Nevertheless, we now know that our top spy used at least one relatively insecure Gmail account. I recall being surprised whenever one of Petraeus' retired predecessors would reply to my e-mails from an AOL account or something equally pedestrian. It seems odd that people with access to incredible secrets use the same e-mail services the rest of us do.
These accounts could reveal plenty about the lives of their owners - probably not state secrets, but information about travel plans, friends and family, purchases, finances, etc. As Google knows, a look at someone's e-mail can paint a valuable picture of him. Google uses this information to sell ads tailored to your interests. You can imagine what spies would do with it.
Still, there are questions about what type of service officials could use - perhaps Hushmail, TigerText, or a government-furnished e-mail account - and how effective it would be. Would texts and e-mails be monitored by the FBI for intrusions? Even if top officials use secure services for their personal e-mails and texts, could their information be kept safe if their acquaintances are using insecure services?
One expert told me that while it's surprising that a CIA director and other ranking officials would use something like Gmail, it would be challenging to develop a secure means for them to transmit private information. "I don't really think the government has the ability to deploy something like that, and one of the reasons why people use these [private] systems is they don't want that same level of monitoring going on with their private e-mails that they would get under any government-supplied system," the expert said.

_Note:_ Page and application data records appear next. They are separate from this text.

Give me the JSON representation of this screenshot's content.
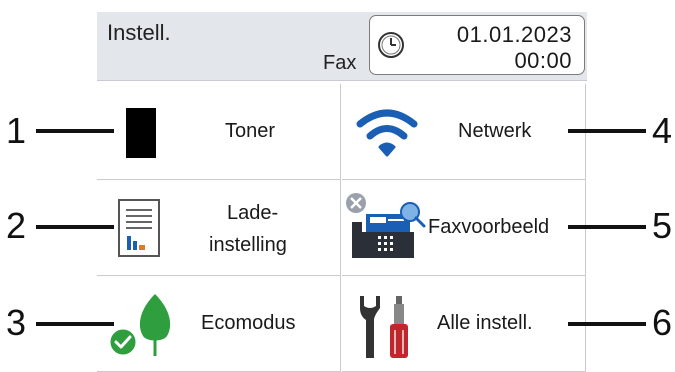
{
  "header": {
    "title": "Instell.",
    "mode": "Fax",
    "date": "01.01.2023",
    "time": "00:00"
  },
  "tiles": [
    {
      "label": "Toner",
      "icon": "toner-icon"
    },
    {
      "label": "Netwerk",
      "icon": "wifi-icon"
    },
    {
      "label": "Lade-",
      "label2": "instelling",
      "icon": "tray-settings-icon"
    },
    {
      "label": "Faxvoorbeeld",
      "icon": "fax-preview-icon"
    },
    {
      "label": "Ecomodus",
      "icon": "leaf-icon"
    },
    {
      "label": "Alle instell.",
      "icon": "tools-icon"
    }
  ],
  "callouts": [
    "1",
    "2",
    "3",
    "4",
    "5",
    "6"
  ],
  "colors": {
    "header_bg": "#e3e6ea",
    "wifi_blue": "#1a5fb4",
    "eco_green": "#2e9e3e",
    "tool_red": "#c0272d",
    "grid_line": "#c8ccd2"
  }
}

He recommended that top officials follow the lead of business executives' and use Gmail's two-step authentication system, which he said is much more secure than its competitors', and hire an outside company to scan their laptops, smartphones, and tablets for intrusions every few days. And, "You tell 'em, 'Don't log into the hotel PC, don't log into the airport kiosk - none of that kind of stuff.' "

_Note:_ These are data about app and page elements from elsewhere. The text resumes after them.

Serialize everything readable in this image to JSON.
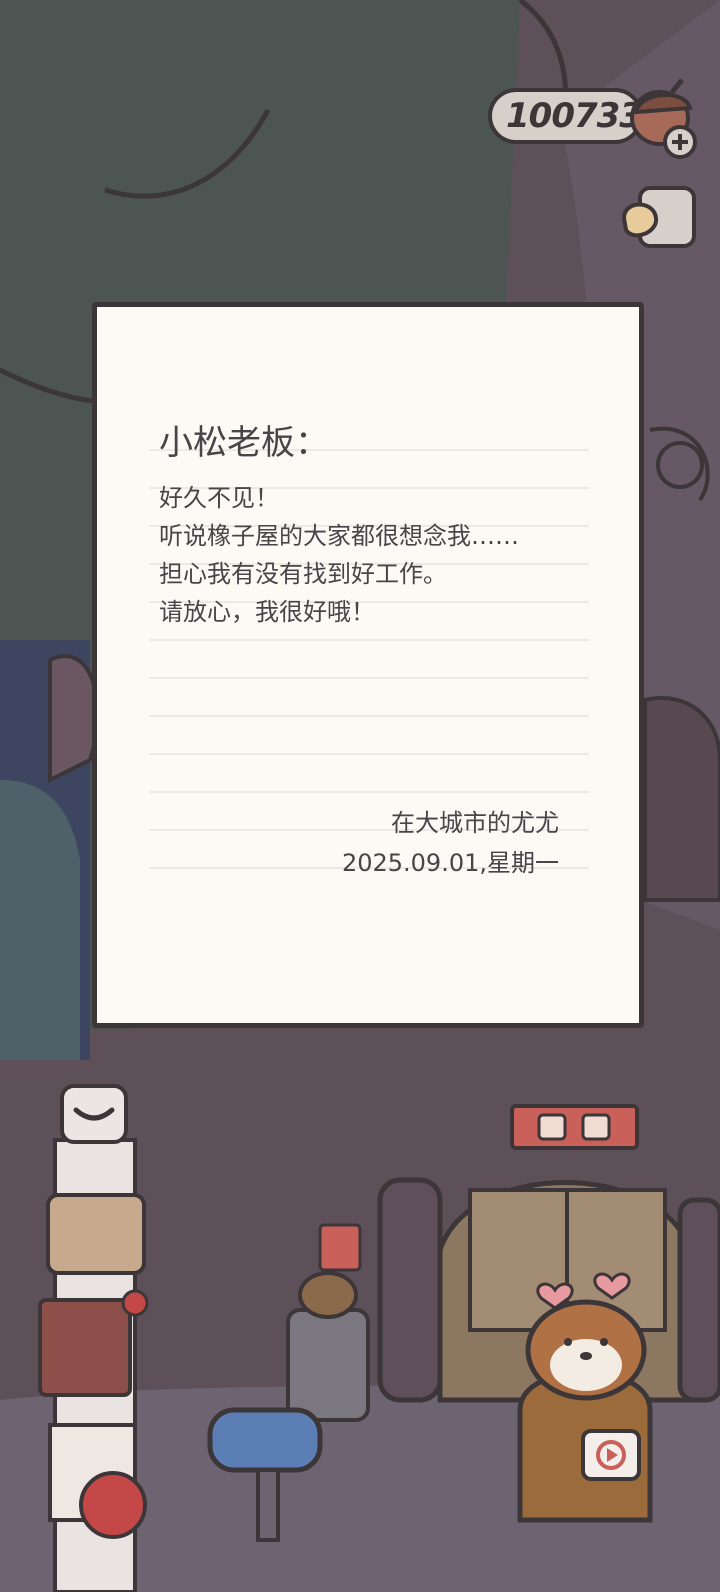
{
  "hud": {
    "acorn_count": "100733",
    "acorn_icon": "acorn-icon",
    "add_icon": "plus-icon",
    "pointer_icon": "pointing-hand-icon"
  },
  "letter": {
    "greeting": "小松老板：",
    "body_lines": [
      "好久不见！",
      "听说橡子屋的大家都很想念我……",
      "担心我有没有找到好工作。",
      "请放心，我很好哦！"
    ],
    "signature": "在大城市的尤尤",
    "date": "2025.09.01,星期一"
  },
  "scene": {
    "icons": [
      "mail-icon",
      "mailbox-icon",
      "shop-sign-icon",
      "video-ad-icon"
    ]
  },
  "colors": {
    "outline": "#3c3638",
    "paper": "#fdfaf6",
    "sky": "#4d5553",
    "trunk": "#5e5059",
    "ground": "#6d6472",
    "red_sign": "#c9605a",
    "mailbox_blue": "#5b7fb5"
  }
}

Finally, the expert added, officials should just keep sensitive information out of their e-mail. "What could somebody find if they just logged into your e-mail one day?" he asked. "Is your Social Security number in any of the e-mails? Your tax return? I go through periodically and I just purge everything I can find."
One government official who seems to get this is Department of Homeland Security Secretary Janet Napolitano, who, partly out of concerns about its vulnerability to hacking, does not use e-mail.
John Reed is a national security reporter for Foreign Policy.